• Task requirements
Every entry in the data that follows should come back exactly, pictures aside.

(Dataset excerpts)
+-------+
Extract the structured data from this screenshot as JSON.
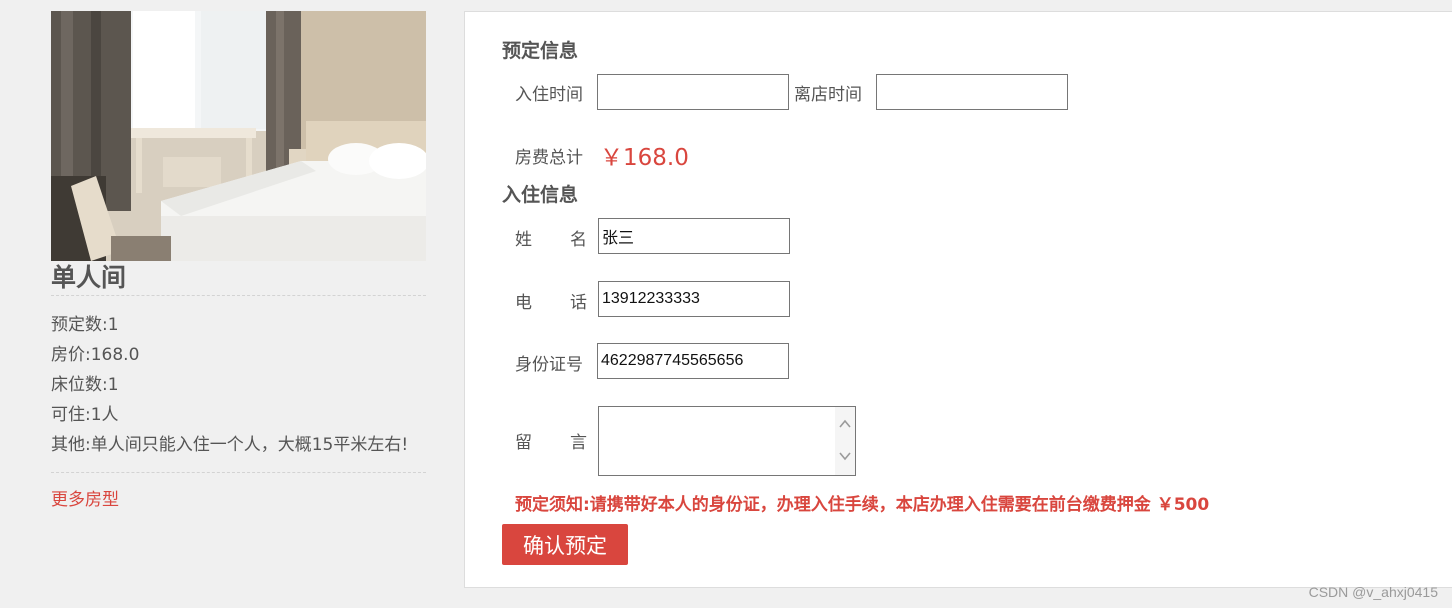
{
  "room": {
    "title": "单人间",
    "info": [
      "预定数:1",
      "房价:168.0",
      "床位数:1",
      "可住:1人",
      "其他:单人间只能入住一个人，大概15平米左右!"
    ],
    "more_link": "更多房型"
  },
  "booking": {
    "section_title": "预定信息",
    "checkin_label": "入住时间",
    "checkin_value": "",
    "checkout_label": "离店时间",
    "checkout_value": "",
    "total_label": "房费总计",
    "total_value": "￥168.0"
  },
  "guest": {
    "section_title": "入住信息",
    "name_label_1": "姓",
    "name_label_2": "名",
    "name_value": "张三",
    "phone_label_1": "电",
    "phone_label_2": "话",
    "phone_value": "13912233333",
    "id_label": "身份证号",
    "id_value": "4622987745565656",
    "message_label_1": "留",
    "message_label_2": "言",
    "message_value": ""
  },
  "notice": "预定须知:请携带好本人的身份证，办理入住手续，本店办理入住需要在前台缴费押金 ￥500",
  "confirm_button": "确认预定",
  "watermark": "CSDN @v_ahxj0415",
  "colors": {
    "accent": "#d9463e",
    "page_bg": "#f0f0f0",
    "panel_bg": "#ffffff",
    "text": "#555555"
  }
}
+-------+
• Exercise answer
Extract the structured data from this screenshot as JSON.
{
  "room": {
    "title": "单人间",
    "info": [
      "预定数:1",
      "房价:168.0",
      "床位数:1",
      "可住:1人",
      "其他:单人间只能入住一个人，大概15平米左右!"
    ],
    "more_link": "更多房型"
  },
  "booking": {
    "section_title": "预定信息",
    "checkin_label": "入住时间",
    "checkin_value": "",
    "checkout_label": "离店时间",
    "checkout_value": "",
    "total_label": "房费总计",
    "total_value": "￥168.0"
  },
  "guest": {
    "section_title": "入住信息",
    "name_label_1": "姓",
    "name_label_2": "名",
    "name_value": "张三",
    "phone_label_1": "电",
    "phone_label_2": "话",
    "phone_value": "13912233333",
    "id_label": "身份证号",
    "id_value": "4622987745565656",
    "message_label_1": "留",
    "message_label_2": "言",
    "message_value": ""
  },
  "notice": "预定须知:请携带好本人的身份证，办理入住手续，本店办理入住需要在前台缴费押金 ￥500",
  "confirm_button": "确认预定",
  "watermark": "CSDN @v_ahxj0415",
  "colors": {
    "accent": "#d9463e",
    "page_bg": "#f0f0f0",
    "panel_bg": "#ffffff",
    "text": "#555555"
  }
}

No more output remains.